What can I find out by visiting a candidate memory-care community twice?
What do I do if my loved one asks about going home?
How can I improve the quality of my visits?
What is the best way to handle conflict between residents, or between the resident and staff?
How can I cope with my loved one's sundowning?
What do I do if my loved one starts a romantic relationship with another resident?
An indispensable book for family members and friends of people with dementia, When Someone You Know is Living in a Dementia Care Community touches the heart while explaining how to make a difficult situation better.
About the Author
Rachael Wonderlin holds an MS in gerontology from the University of North Carolina–Greensboro. She has served as memory care director in several long-term care communities around the country and is the author of the blog Dementia By Day.
Table of Contents
Basics of Dementia Care, and Life in a Dementia Care Community
1. What Is Long-Term Care?
2. What Is Dementia?

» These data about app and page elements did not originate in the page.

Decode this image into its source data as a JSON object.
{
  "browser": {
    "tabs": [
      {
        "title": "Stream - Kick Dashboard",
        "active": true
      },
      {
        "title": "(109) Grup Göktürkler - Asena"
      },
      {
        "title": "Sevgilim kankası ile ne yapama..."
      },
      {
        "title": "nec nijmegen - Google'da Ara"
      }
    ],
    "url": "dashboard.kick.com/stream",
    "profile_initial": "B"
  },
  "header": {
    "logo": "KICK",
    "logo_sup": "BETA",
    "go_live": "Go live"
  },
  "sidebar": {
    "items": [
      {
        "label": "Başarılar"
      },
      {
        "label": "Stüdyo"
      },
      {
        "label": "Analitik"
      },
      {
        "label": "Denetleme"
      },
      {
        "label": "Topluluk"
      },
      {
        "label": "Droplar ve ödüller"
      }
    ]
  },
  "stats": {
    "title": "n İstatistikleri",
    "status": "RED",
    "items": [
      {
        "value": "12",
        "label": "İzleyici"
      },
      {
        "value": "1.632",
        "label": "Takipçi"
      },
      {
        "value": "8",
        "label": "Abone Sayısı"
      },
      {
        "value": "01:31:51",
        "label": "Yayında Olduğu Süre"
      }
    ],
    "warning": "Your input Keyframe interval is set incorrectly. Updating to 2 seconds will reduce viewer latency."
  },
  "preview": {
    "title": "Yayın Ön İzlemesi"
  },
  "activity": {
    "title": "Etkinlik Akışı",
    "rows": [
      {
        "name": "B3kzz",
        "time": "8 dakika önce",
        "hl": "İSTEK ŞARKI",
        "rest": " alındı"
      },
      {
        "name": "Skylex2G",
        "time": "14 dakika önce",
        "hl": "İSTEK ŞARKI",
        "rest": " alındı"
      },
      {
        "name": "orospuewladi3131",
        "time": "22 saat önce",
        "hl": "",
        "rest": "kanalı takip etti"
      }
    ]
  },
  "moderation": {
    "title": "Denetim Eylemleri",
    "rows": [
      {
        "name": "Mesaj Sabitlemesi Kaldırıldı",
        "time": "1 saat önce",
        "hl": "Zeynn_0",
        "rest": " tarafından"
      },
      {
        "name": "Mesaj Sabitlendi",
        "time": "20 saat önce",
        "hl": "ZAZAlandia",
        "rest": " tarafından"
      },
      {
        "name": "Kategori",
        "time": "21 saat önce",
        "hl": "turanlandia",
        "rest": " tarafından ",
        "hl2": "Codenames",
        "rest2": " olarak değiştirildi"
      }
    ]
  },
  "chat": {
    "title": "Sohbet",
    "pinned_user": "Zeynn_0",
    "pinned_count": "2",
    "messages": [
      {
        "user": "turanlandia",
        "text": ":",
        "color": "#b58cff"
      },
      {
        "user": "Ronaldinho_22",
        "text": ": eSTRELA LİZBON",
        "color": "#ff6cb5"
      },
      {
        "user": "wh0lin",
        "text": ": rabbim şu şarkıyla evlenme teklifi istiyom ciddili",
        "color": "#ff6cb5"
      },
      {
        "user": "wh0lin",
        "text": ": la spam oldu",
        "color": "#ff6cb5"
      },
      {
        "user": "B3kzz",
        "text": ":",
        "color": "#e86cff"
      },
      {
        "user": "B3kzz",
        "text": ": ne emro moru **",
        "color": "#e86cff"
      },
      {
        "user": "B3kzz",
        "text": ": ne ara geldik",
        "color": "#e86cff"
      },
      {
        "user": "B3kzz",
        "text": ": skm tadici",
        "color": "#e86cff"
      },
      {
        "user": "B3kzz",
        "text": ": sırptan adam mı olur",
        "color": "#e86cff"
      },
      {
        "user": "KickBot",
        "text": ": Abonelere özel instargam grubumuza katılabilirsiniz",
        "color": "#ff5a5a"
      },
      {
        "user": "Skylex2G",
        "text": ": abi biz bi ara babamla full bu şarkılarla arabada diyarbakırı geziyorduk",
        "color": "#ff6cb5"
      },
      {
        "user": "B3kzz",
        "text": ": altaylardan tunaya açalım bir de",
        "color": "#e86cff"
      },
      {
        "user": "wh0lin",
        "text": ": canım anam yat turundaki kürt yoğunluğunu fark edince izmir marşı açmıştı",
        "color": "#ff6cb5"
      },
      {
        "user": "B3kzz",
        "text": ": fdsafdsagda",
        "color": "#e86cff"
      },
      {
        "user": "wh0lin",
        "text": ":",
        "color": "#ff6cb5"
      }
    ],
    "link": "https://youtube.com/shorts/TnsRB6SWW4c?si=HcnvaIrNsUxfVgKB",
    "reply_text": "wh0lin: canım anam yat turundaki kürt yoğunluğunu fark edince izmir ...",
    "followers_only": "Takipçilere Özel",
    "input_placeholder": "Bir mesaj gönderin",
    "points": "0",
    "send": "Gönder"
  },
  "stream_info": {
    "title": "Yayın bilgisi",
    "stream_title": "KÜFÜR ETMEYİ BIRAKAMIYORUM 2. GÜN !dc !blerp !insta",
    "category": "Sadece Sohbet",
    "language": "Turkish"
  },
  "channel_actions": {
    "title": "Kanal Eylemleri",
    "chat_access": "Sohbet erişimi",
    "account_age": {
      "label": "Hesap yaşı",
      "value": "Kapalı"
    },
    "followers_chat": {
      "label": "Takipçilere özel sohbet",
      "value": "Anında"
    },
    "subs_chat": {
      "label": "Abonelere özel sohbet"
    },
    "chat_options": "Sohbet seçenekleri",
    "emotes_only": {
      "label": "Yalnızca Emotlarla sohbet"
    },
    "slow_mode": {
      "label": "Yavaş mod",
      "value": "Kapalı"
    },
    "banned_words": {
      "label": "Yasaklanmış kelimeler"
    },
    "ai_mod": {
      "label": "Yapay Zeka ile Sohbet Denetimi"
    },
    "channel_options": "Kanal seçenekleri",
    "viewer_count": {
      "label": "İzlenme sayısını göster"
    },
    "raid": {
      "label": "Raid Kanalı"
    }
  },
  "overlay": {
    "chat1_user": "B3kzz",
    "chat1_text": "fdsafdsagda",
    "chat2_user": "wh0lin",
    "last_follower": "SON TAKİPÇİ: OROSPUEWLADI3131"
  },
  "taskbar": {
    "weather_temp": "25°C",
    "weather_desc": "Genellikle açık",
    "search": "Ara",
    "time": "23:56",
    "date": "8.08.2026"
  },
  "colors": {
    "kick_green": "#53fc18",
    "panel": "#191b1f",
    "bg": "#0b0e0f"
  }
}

3. What Type of Dementia Is It, and Why Does It Matter?
4. When It's Time for a Dementia Care Communityand When It's Not
5. Caring for People Is an Imperfect Science
6. Communicating with Someone Who Has Dementia
7. Embrace Their Reality
8. Why It Doesn't Work to Reorient People Who Have Dementia
9. Why Quizzing Isn't Effective
10. Car Keys, Cell Phones, and Wallets
Living in a Dementia Care Community
11. The Importance of Meaningful Activities
12. Baby Dolls, Artificial Pets, and the Importance of Environment
13. A Note about Visiting
14. Personal Preferences
15. The Cost of Good Hygiene
16. Move-In Day
17. Saying Goodbye for the Day
Relationships and Dementia
18. The Importance of Friendship for People Who Have Dementia
19. Sex and Partnership in a Dementia Community
20. Trouble with Other Residents
21. Agitation in the Evening
22. Day Trips and Outings
23. She Doesn't Recognize Me
Challenges and Changes in Advanced Dementia Care
24. The Right Approach When It Comes to Aggression
25. Hallucinations and Delusional Thinking
26. Aphasia, Second Languages, and Word Salads
27. Dietary Changes
28. Caregiver Stress and Cultivating Patience
29. Preserving Hope
What People are Saying About This
"Athorough, informative, and detailed discussion."
Most Helpful Customer Reviews
Here is a very practical, readable guide for caregivers of those with dementia. It is not a medical journal, but offers explanations of the different types of dementia in easy to understand terms. It describes daily life in a dementia care community, and the concept of embracing the reality of the patient. Of particular interest are the scores of examples of situations the author has encountered as a long term care professional. The challenges of dementia to the patient and caregiver are not sugar-coated, and various coping mechanisms are offered. It discusses the guilt a person might feel for entrusting the loved one to someone else’s care. This book is highly recommended as an insightful, compassionate handbook for anyone who is contemplating long term care for a loved one with dementia.